In December, Amazon.com sold more e-books than it did paper books for the first time. By February, the nationwide Borders book chain was in bankruptcy. The well-intentioned people desperately trying to save Charlotte's libraries should take note of that.
I'm a voracious reader, and I'd still be reading paperbacks had my husband not bought me the Kindle I'm too cheap to have gone out and bought for myself. I was skeptical, but after my first e-book, I was hooked. It's an indescribably different experience — and a much-improved one — than reading a paperback.
My Kindle doubles as a dictionary, immediately giving me the meaning of any word I click on. Forget who a minor character is? No need to spend 20 minutes leafing through pages to find the first reference. And I can download a new book the minute it comes out in bed in my pajamas.
I haven't read a paperback since I got it. It would be like going back to cassette tape after burning your first CD. Who does that?

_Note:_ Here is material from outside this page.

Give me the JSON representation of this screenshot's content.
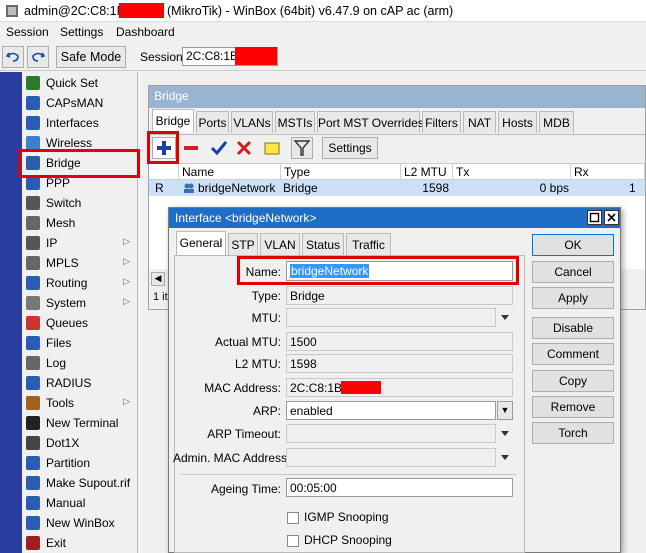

Not many people, apparently. According to the Wall Street Journal, e-books went from .6 percent of the book market in 2007 to 10 percent last year and are expected to hit 15 percent this year.
The e-book craze will wipe out 90 percent of bookstores in a decade, the Journal forecasts. This message has apparently not hit home with the people trying to save our financially struggling libraries here in Mecklenburg County, but it's one being asked in a serious way in even broker places like Illinois, where Fox Chicago News recently questioned whether the state needed all of its 799 library branches, or even half of them. It's a question we should be asking here, where it costs roughly $40 million a year to keep the library system running. After cuts, a whopping 20 branches remain open in Mecklenburg.
(Editor's Note — April 27, 2011: According to cmlibrary.org, the FY 2009-10 Library budget, which began July 1, 2009, was approximately $35,372,946 with over $31.7 million of that amount coming from Mecklenburg County. In March 2010, the library received a $2 million reduction in FY 2009-2010 funding from Mecklenburg County. The FY 2011 Library budget, however, which began July 1, 2010, is approximately $25 million with $23.3 million of that coming from municipalities: $21.17 million from Mecklenburg County, $1.4 million from the City of Charlotte, and $730,000 five towns in Mecklenburg County.)
That $40 million would go a long way to filling the school budget gap. It is also very close to the amount of the tax increase that county commissioners are eyeing, a tax increase that will be a gut punch to a county that still has more than 30,000 fewer jobs than it did before the recession.
I visit libraries almost weekly, mostly for the children's activity classes held there by various groups around town. I still check out kid's books occasionally, but that's about it.
The main library is almost always buzzing with a respectable guest count — at the free Internet access computer terminals. I approach the book aisles in much the same way I would the alleys behind Uptown bars after midnight. I'm no longer convinced it's safe for a lone female to browse them alone since they are practically deserted and present a great opportunity for ambush.
Libraries date back to almost 2,000 B.C., and they still serve some of the same useful functions now that they did then — like archiving an area's priceless local history the way our main library's Carolina Room does. No way I'm willing to part with the microfilm of the Charlotte News from 1900 or centuries worth of priceless pictures and documents. We ought to keep at least one branch open for that and maybe a few more to house a copy of in-demand books. It would be much cheaper to offer public computer access in a large, vacant, big-box space in a strip mall somewhere that's centrally located.
The county library system should have no more than five branches tops a decade from now, including the computer farm. Libraries across the country are beginning to confront this reality, with 66 percent of them offering some form of e-books in an attempt to justify their existence.
Given that the bill for leaving the system as it is for the next decade comes to whopping $400 million, we should pause and ask ourselves whether all of this is really necessary.